for the defect fields. These relations can be used to evaluate the defect fields in terms of the solution  of the integral equation (14) together with the planar-structure total fields

 ~ϕpj=[~φpj,~ψpj]T,where~φpj=~upj+1|Γjand~ψpj=∂~upj+1∂n∣∣Γj, (28)

and the jumps

 \uppsij=[fj,gj]T,wherefj=~upj−~upj+1andgj=1νj∂~upj∂n−∂~upj+1∂nonΓj. (29)

Note that, importantly, for each , , the functions and vanish outside the -th portion of the boundary of the localized defects.

Relying on the WGF solutions of equation (22) and applying a windowing procedure similar to the one used in the previous section, a highly-accurate approximation to the defect near-fields (27) results. In detail, substitution of by and by in (27) yields the approximate expressions

 ud,w1(r)=Db1[wA(φw1−~φp1)−f1]−ν1Sb1[wA(ψw1−~ψp1)−g1],ud,wj(r)=Dbj[wA(φwj−~φpj)−fj]−νjSbj[wA(ψwj−~ψpj)−gj]−Dtj[wA(φwj−1−~φpj−1)]+Stj[wA(ψwj−1−~ψpj−1)],j=2,…,N−1,ud,wN(r)=−DtN[wA(φwN−1−~φpN−1)]+StN[wA(ψwN−1−~ψpN−1)], (30)

for the defect field . The desired approximation for the total field then follows from (24):

 uwj=~upj+ud,wjinΩj(j=1,…,N). (31)

Formulae (31) provide super-algebraically accurate approximations of the total near-fields within the region

 ˜ΩA=N⋃j=1Ωj∩{r∈R2:wA(x)=1} (32)

containing the localized defects—with uniformly small errors, as , within every bounded subset of . A theoretical discussion in these regards (for the two-layer case) can be found in [4] (see e.g. Remark 4.1 in that reference).

## 6 Far-field evaluation

As indicated in the previous section, formulae (30)–(31) only provide uniformly accurate approximations within bounded subsets of . But, once accurate defect fields () have been obtained within , correspondingly accurate far-field values for the solution can be obtained by applying certain Green-type formulae on a bounding curve , such as the one depicted in Figure 2, which encloses all of the local defects, and which is contained within . In detail, defining the defect field to equal for (), use of a Green identity based on the -layer Green function  over the region exterior to leads to the integral representation [24, Lemma 4.2.6]

 ud(r)=∫S{∂H∂nr′(r,r′)ud(r′)−H(r,r′)∂ud∂n(r′)}dsr′, (33)
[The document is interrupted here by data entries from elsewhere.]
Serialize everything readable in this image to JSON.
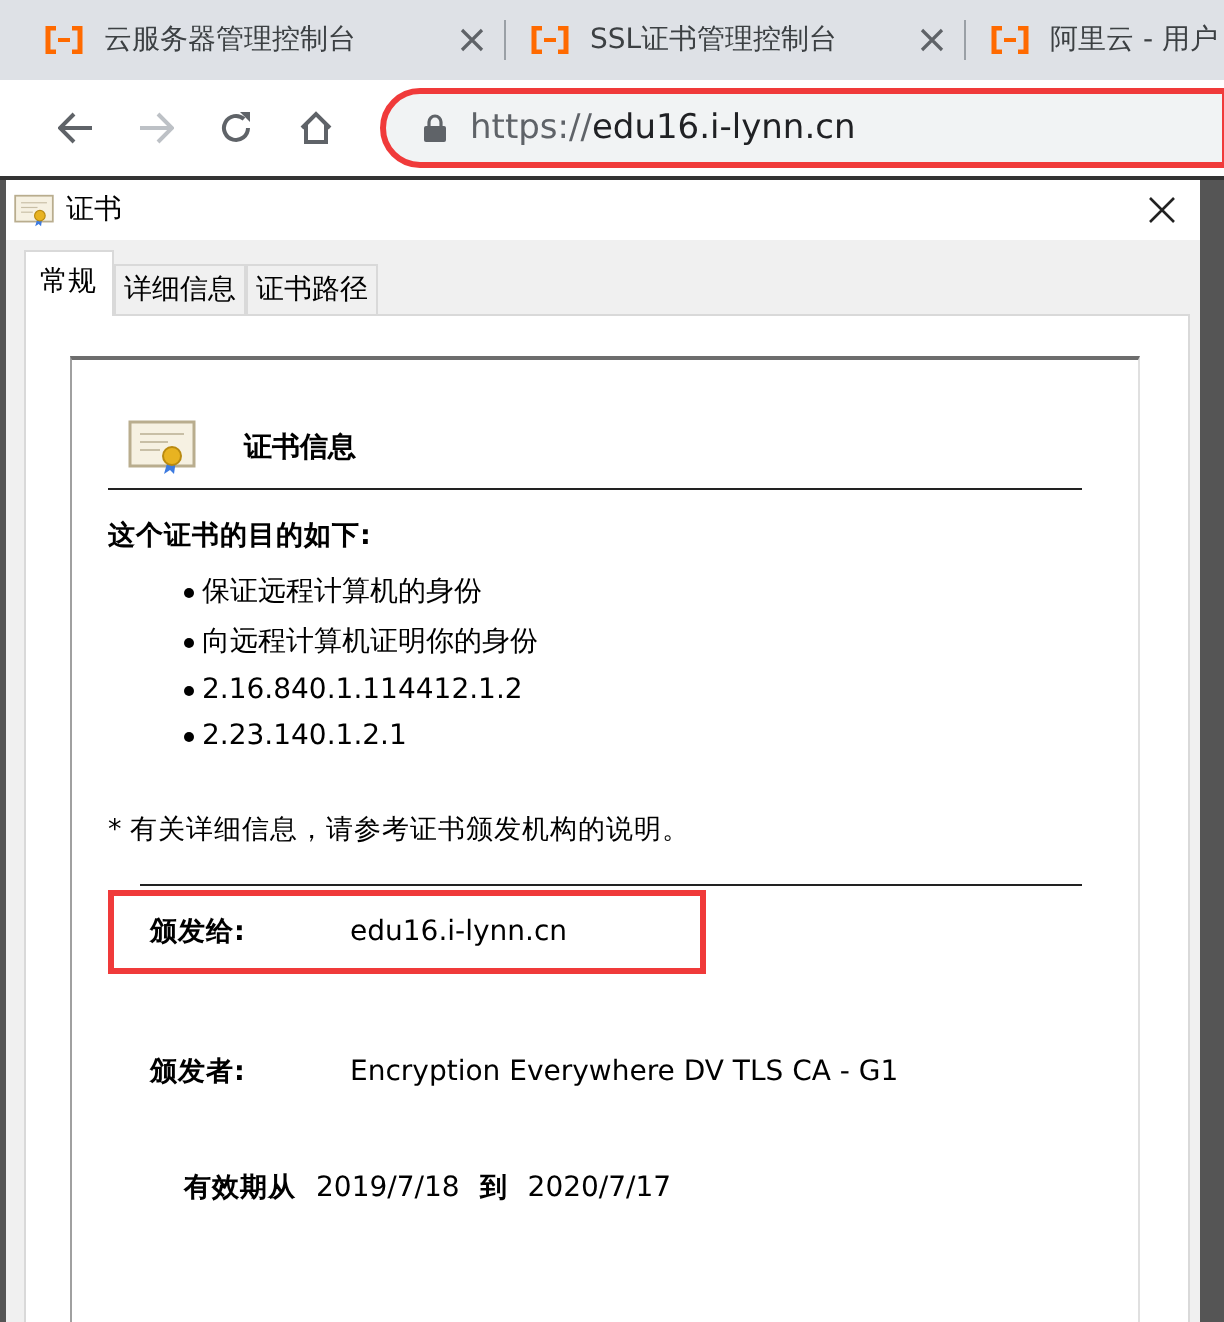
{
  "browser_tabs": [
    {
      "title": "云服务器管理控制台",
      "closable": true
    },
    {
      "title": "SSL证书管理控制台",
      "closable": true
    },
    {
      "title": "阿里云 - 用户",
      "closable": false
    }
  ],
  "address_bar": {
    "scheme": "https://",
    "host": "edu16.i-lynn.cn",
    "highlighted": true
  },
  "dialog": {
    "title": "证书",
    "tabs": [
      {
        "label": "常规",
        "selected": true
      },
      {
        "label": "详细信息",
        "selected": false
      },
      {
        "label": "证书路径",
        "selected": false
      }
    ],
    "heading": "证书信息",
    "purpose_label": "这个证书的目的如下:",
    "purposes": [
      "保证远程计算机的身份",
      "向远程计算机证明你的身份",
      "2.16.840.1.114412.1.2",
      "2.23.140.1.2.1"
    ],
    "note": "* 有关详细信息，请参考证书颁发机构的说明。",
    "fields": [
      {
        "label": "颁发给:",
        "value": "edu16.i-lynn.cn",
        "highlighted": true
      },
      {
        "label": "颁发者:",
        "value": "Encryption Everywhere DV TLS CA - G1",
        "highlighted": false
      }
    ],
    "validity": {
      "label": "有效期从",
      "from": "2019/7/18",
      "to_label": "到",
      "to": "2020/7/17"
    }
  }
}
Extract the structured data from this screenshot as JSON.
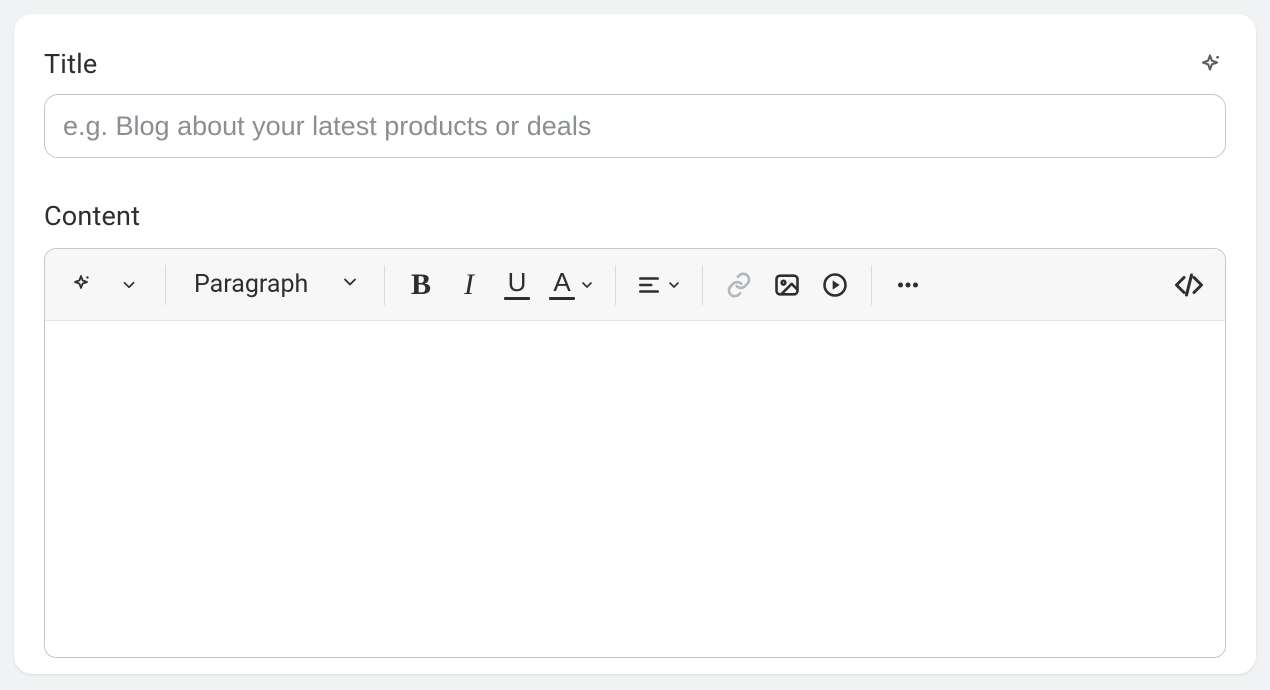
{
  "title": {
    "label": "Title",
    "placeholder": "e.g. Blog about your latest products or deals",
    "value": "",
    "ai_icon": "sparkle-icon"
  },
  "content": {
    "label": "Content",
    "value": ""
  },
  "toolbar": {
    "block_format": "Paragraph",
    "buttons": {
      "ai": "sparkle-icon",
      "ai_dropdown": "chevron-down-icon",
      "bold": "bold-icon",
      "italic": "italic-icon",
      "underline": "underline-icon",
      "text_color": "text-color-icon",
      "text_color_dropdown": "chevron-down-icon",
      "align": "align-left-icon",
      "align_dropdown": "chevron-down-icon",
      "link": "link-icon",
      "image": "image-icon",
      "video": "video-icon",
      "more": "more-horizontal-icon",
      "code_view": "code-icon"
    }
  }
}
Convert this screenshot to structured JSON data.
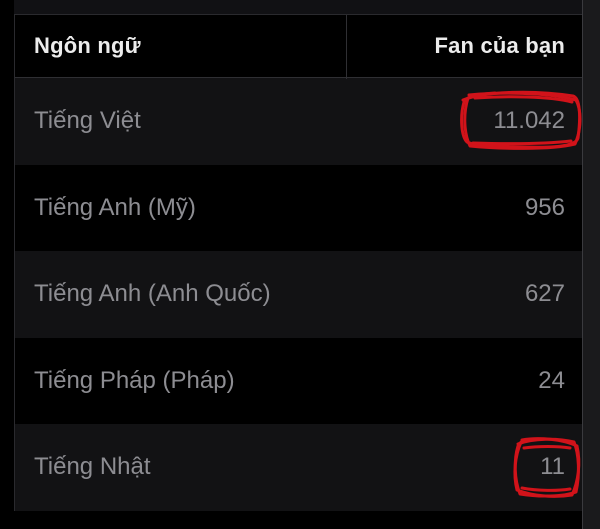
{
  "table": {
    "headers": {
      "language": "Ngôn ngữ",
      "fans": "Fan của bạn"
    },
    "rows": [
      {
        "language": "Tiếng Việt",
        "fans": "11.042"
      },
      {
        "language": "Tiếng Anh (Mỹ)",
        "fans": "956"
      },
      {
        "language": "Tiếng Anh (Anh Quốc)",
        "fans": "627"
      },
      {
        "language": "Tiếng Pháp (Pháp)",
        "fans": "24"
      },
      {
        "language": "Tiếng Nhật",
        "fans": "11"
      }
    ]
  },
  "colors": {
    "background": "#000000",
    "row_alt": "#121214",
    "header_text": "#ececec",
    "cell_text": "#8d8d92",
    "annotation": "#d1131a"
  },
  "annotations": [
    {
      "type": "scribble-circle",
      "target": "rows.0.fans"
    },
    {
      "type": "scribble-circle",
      "target": "rows.4.fans"
    }
  ]
}
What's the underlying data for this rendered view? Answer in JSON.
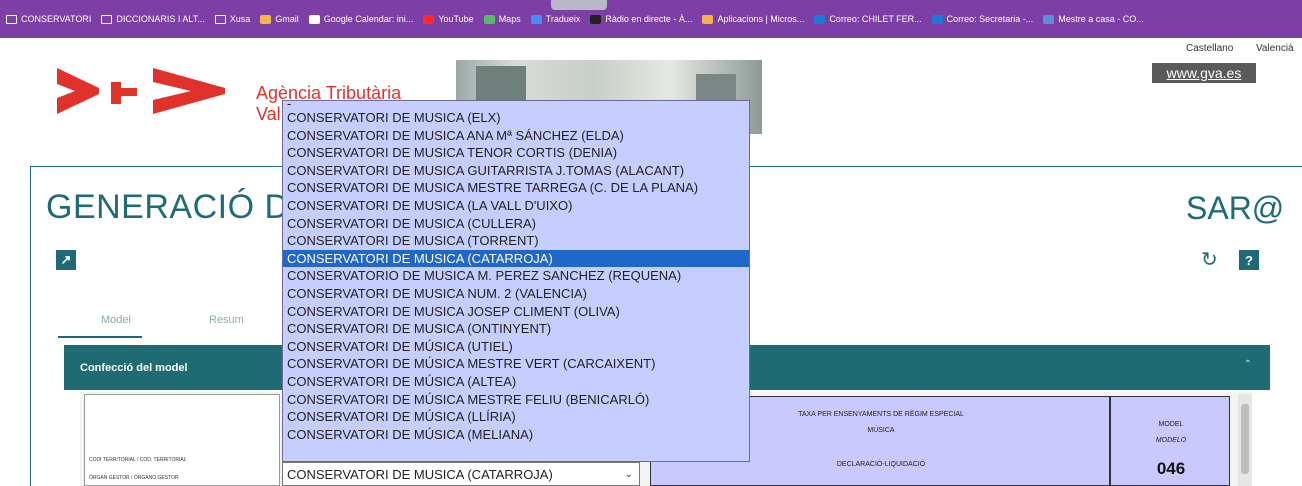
{
  "bookmarks": [
    {
      "label": "CONSERVATORI",
      "icon": "folder-icon"
    },
    {
      "label": "DICCIONARIS I ALT...",
      "icon": "folder-icon"
    },
    {
      "label": "Xusa",
      "icon": "folder-icon"
    },
    {
      "label": "Gmail",
      "icon": "gmail-icon"
    },
    {
      "label": "Google Calendar: ini...",
      "icon": "google-icon"
    },
    {
      "label": "YouTube",
      "icon": "youtube-icon"
    },
    {
      "label": "Maps",
      "icon": "maps-icon"
    },
    {
      "label": "Tradueix",
      "icon": "translate-icon"
    },
    {
      "label": "Ràdio en directe - À...",
      "icon": "radio-icon"
    },
    {
      "label": "Aplicacions | Micros...",
      "icon": "microsoft-icon"
    },
    {
      "label": "Correo: CHILET FER...",
      "icon": "outlook-icon"
    },
    {
      "label": "Correo: Secretaria -...",
      "icon": "outlook-icon"
    },
    {
      "label": "Mestre a casa - CO...",
      "icon": "app-icon"
    }
  ],
  "header": {
    "lang_es": "Castellano",
    "lang_va": "Valencià",
    "gva_link": "www.gva.es",
    "agency_line1": "Agència Tributària",
    "agency_line2": "Val"
  },
  "main": {
    "title": "GENERACIÓ D",
    "brand": "SAR@",
    "tabs": [
      "Model",
      "Resum"
    ],
    "section_title": "Confecció del model"
  },
  "form": {
    "left_label1": "CODI TERRITORIAL / COD. TERRITORIAL",
    "left_label2": "ÒRGAN GESTOR / ÓRGANO GESTOR",
    "tax_line1": "TAXA PER ENSENYAMENTS DE RÈGIM ESPECIAL",
    "tax_line2": "MÚSICA",
    "tax_line3": "DECLARACIÓ-LIQUIDACIÓ",
    "model_label": "MODEL",
    "modelo_label": "MODELO",
    "model_number": "046"
  },
  "select": {
    "value": "CONSERVATORI DE MUSICA (CATARROJA)",
    "options": [
      "-",
      "CONSERVATORI DE MUSICA (ELX)",
      "CONSERVATORI DE MUSICA ANA Mª SÁNCHEZ (ELDA)",
      "CONSERVATORI DE MUSICA TENOR CORTIS (DENIA)",
      "CONSERVATORI DE MUSICA GUITARRISTA J.TOMAS (ALACANT)",
      "CONSERVATORI DE MUSICA MESTRE TARREGA (C. DE LA PLANA)",
      "CONSERVATORI DE MUSICA (LA VALL D'UIXO)",
      "CONSERVATORI DE MUSICA (CULLERA)",
      "CONSERVATORI DE MUSICA (TORRENT)",
      "CONSERVATORI DE MUSICA (CATARROJA)",
      "CONSERVATORIO DE MUSICA M. PEREZ SANCHEZ (REQUENA)",
      "CONSERVATORI DE MUSICA NUM. 2 (VALENCIA)",
      "CONSERVATORI DE MUSICA JOSEP CLIMENT (OLIVA)",
      "CONSERVATORI DE MUSICA (ONTINYENT)",
      "CONSERVATORI DE MÚSICA (UTIEL)",
      "CONSERVATORI DE MÚSICA MESTRE VERT (CARCAIXENT)",
      "CONSERVATORI DE MÚSICA (ALTEA)",
      "CONSERVATORI DE MÚSICA MESTRE FELIU (BENICARLÓ)",
      "CONSERVATORI DE MÚSICA (LLÍRIA)",
      "CONSERVATORI DE MÚSICA (MELIANA)"
    ],
    "selected_index": 9
  },
  "colors": {
    "bookmark_bar": "#7b3fa6",
    "brand_teal": "#1f6b73",
    "logo_red": "#e0312b",
    "dropdown_bg": "#c6ceff",
    "highlight": "#1f67c9"
  }
}
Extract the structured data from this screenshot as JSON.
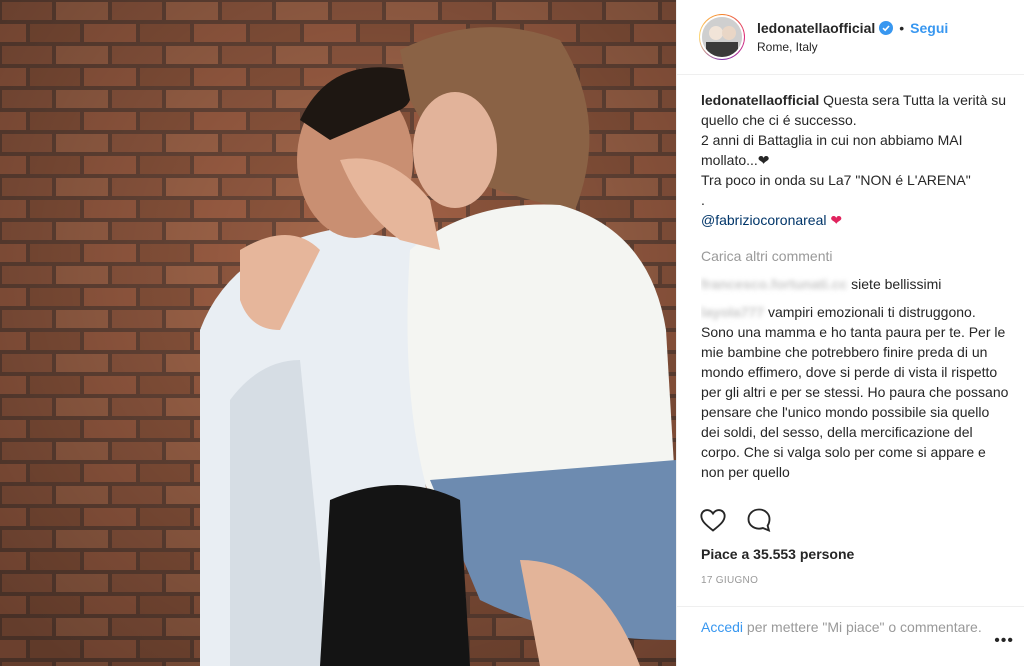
{
  "header": {
    "username": "ledonatellaofficial",
    "separator": "•",
    "follow_label": "Segui",
    "location": "Rome, Italy"
  },
  "caption": {
    "username": "ledonatellaofficial",
    "line1": "Questa sera Tutta la verità su quello che ci é successo.",
    "line2": "2 anni di Battaglia in cui non abbiamo MAI mollato...❤",
    "line3": "Tra poco in onda su La7 \"NON é L'ARENA\"",
    "line4": ".",
    "mention": "@fabriziocoronareal",
    "emoji": "❤"
  },
  "load_more": "Carica altri commenti",
  "comments": [
    {
      "username": "francesco.fortunati.cc",
      "text": "siete bellissimi"
    },
    {
      "username": "layola777",
      "text": "vampiri emozionali ti distruggono. Sono una mamma e ho tanta paura per te. Per le mie bambine che potrebbero finire preda di un mondo effimero, dove si perde di vista il rispetto per gli altri e per se stessi. Ho paura che possano pensare che l'unico mondo possibile sia quello dei soldi, del sesso, della mercificazione del corpo. Che si valga solo per come si appare e non per quello"
    }
  ],
  "likes_text": "Piace a 35.553 persone",
  "date": "17 GIUGNO",
  "login": {
    "link": "Accedi",
    "rest": "per mettere \"Mi piace\" o commentare."
  },
  "more_options": "•••",
  "icons": {
    "like": "heart-icon",
    "comment": "comment-icon",
    "verified": "verified-badge-icon"
  },
  "colors": {
    "link": "#3897f0",
    "mention": "#003569",
    "muted": "#999999",
    "text": "#262626"
  }
}
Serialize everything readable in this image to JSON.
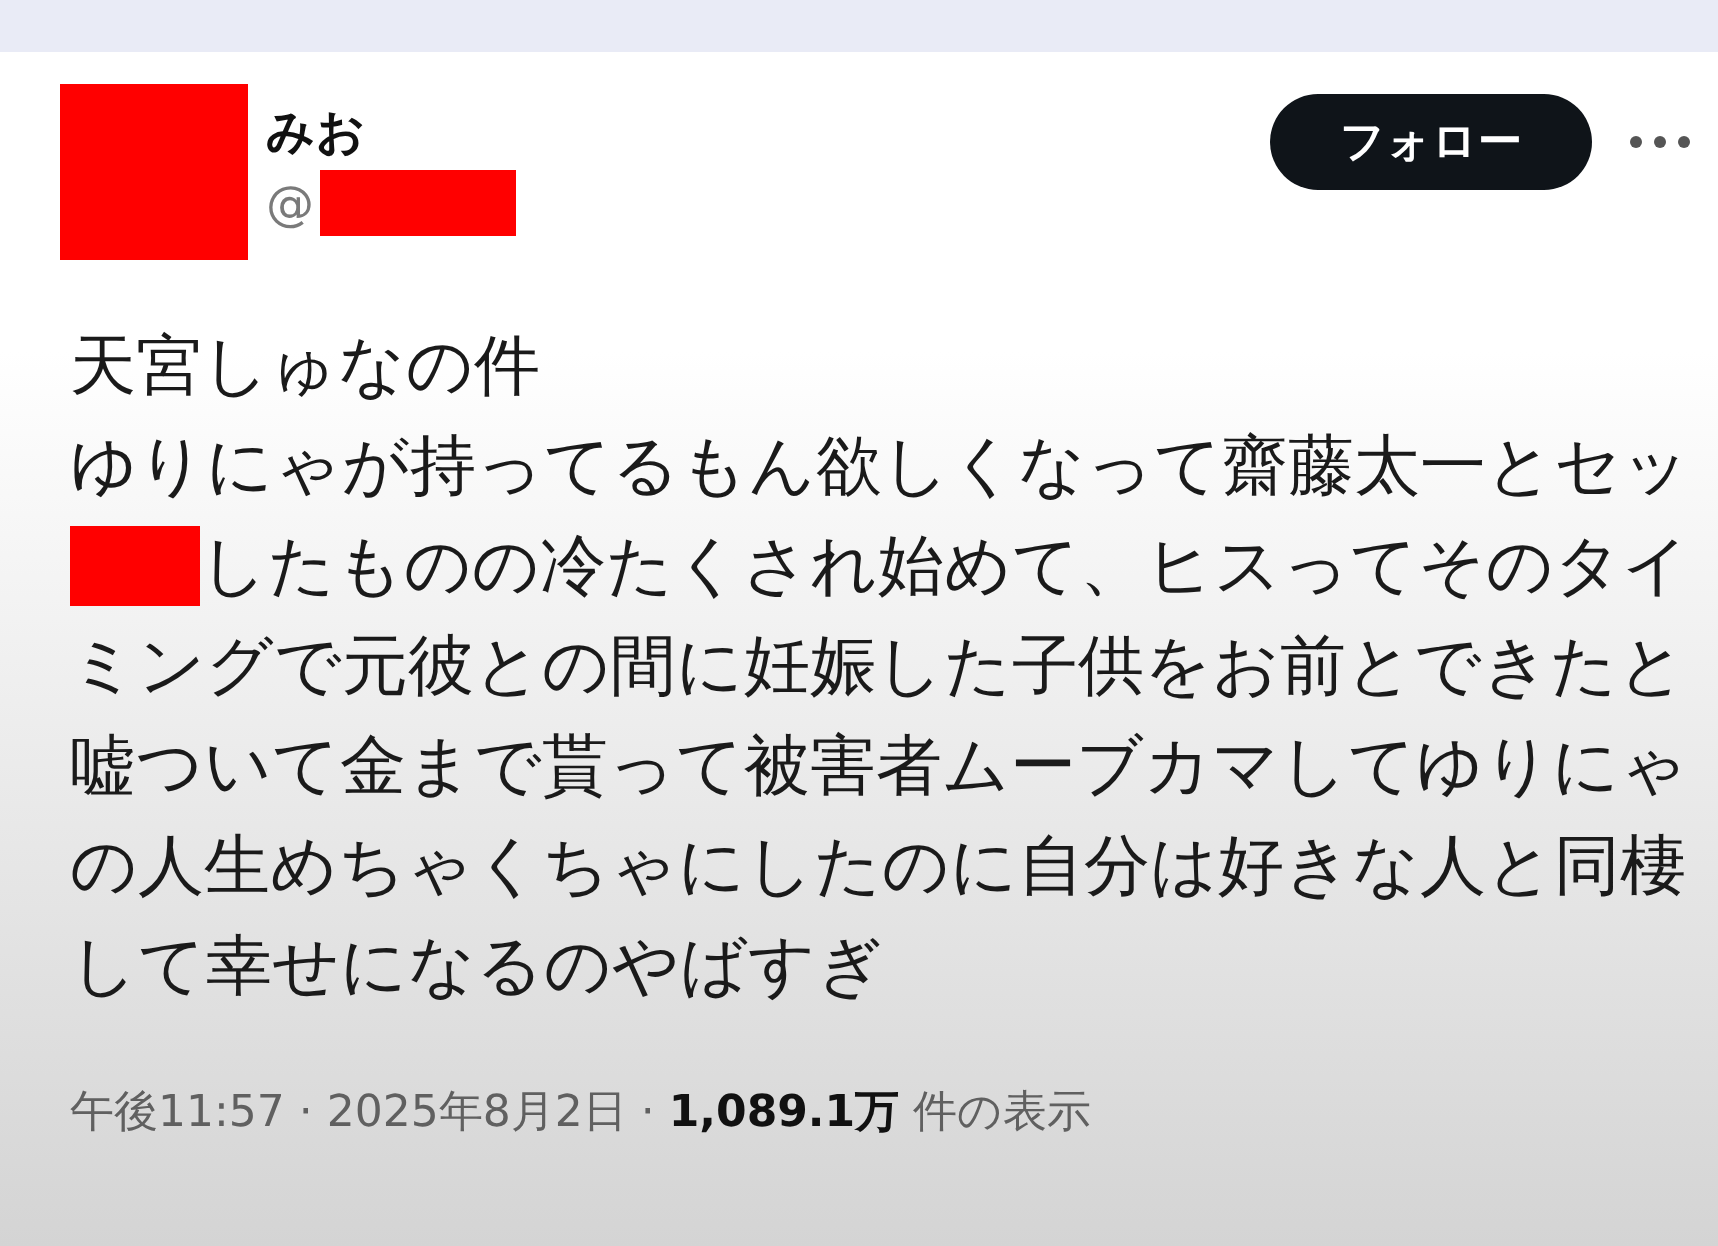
{
  "header": {
    "avatar": {
      "redacted": true
    },
    "display_name": "みお",
    "handle": {
      "prefix": "@",
      "redacted": true
    },
    "follow_button": "フォロー"
  },
  "body": {
    "lines": [
      {
        "redacted_prefix": false,
        "text": "天宮しゅなの件"
      },
      {
        "redacted_prefix": false,
        "text": "ゆりにゃが持ってるもん欲しくなって齋藤太一とセッ"
      },
      {
        "redacted_prefix": true,
        "text": "したものの冷たくされ始めて、ヒスってそのタイ"
      },
      {
        "redacted_prefix": false,
        "text": "ミングで元彼との間に妊娠した子供をお前とできたと"
      },
      {
        "redacted_prefix": false,
        "text": "嘘ついて金まで貰って被害者ムーブカマしてゆりにゃ"
      },
      {
        "redacted_prefix": false,
        "text": "の人生めちゃくちゃにしたのに自分は好きな人と同棲"
      },
      {
        "redacted_prefix": false,
        "text": "して幸せになるのやばすぎ"
      }
    ]
  },
  "meta": "午後11:57 · 2025年8月2日 · **1,089.1万** 件の表示"
}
which is valid for everywhere outside . Note that the necessary values of and their normal derivatives on can be computed by means of (31)—since, by construction, lies inside the region where (31) provides an accurate approximation of the field .

The far-field approximation of the defect field as in any direction is then obtained by replacing the layer Green function and its normal derivative in (33) by the respective first-order asymptotic expansions and —which can be obtained for the -layer case (as illustrated in [2, 8, 24, 4, 3] for and below in this section for ) by means of the method of steepest descents. (The fact that the far field of the function coincides with can be verified by direct inspection of these two quantities.) The far field is thus given by

 uf(r)=∫S{∂Hf∂nr′(r,r′)ud(r′)−Hf(r,r′)∂ud∂n(r′)}dsr′. (34)

It is important to note that, unlike the layer Green function itself, the corresponding far-field and its normal derivative can be evaluated inexpensively by means of explicit expressions.

As an example we sketch here the calculation of the far-field for a slab—that is, a three-layer medium with wavenumbers , where —in two-dimensional space. We assume the case for which the slab can sustain guided modes that propagate along the -axis. In order to evaluate we first note that, for a source point and a target point (), the layer Green function is given by the contour integral [2, 8, 24, 3]

 Hj(r,r′) = 14π∫SCpj(ξ,r′)q(ξ)e|r|ϕ(ξ)dξ. (35)

Here, letting , , we have set

 ϕ(ξ) = iξcosθ−γ1(ξ)sinθ, (36a) p1(ξ,r′) = {R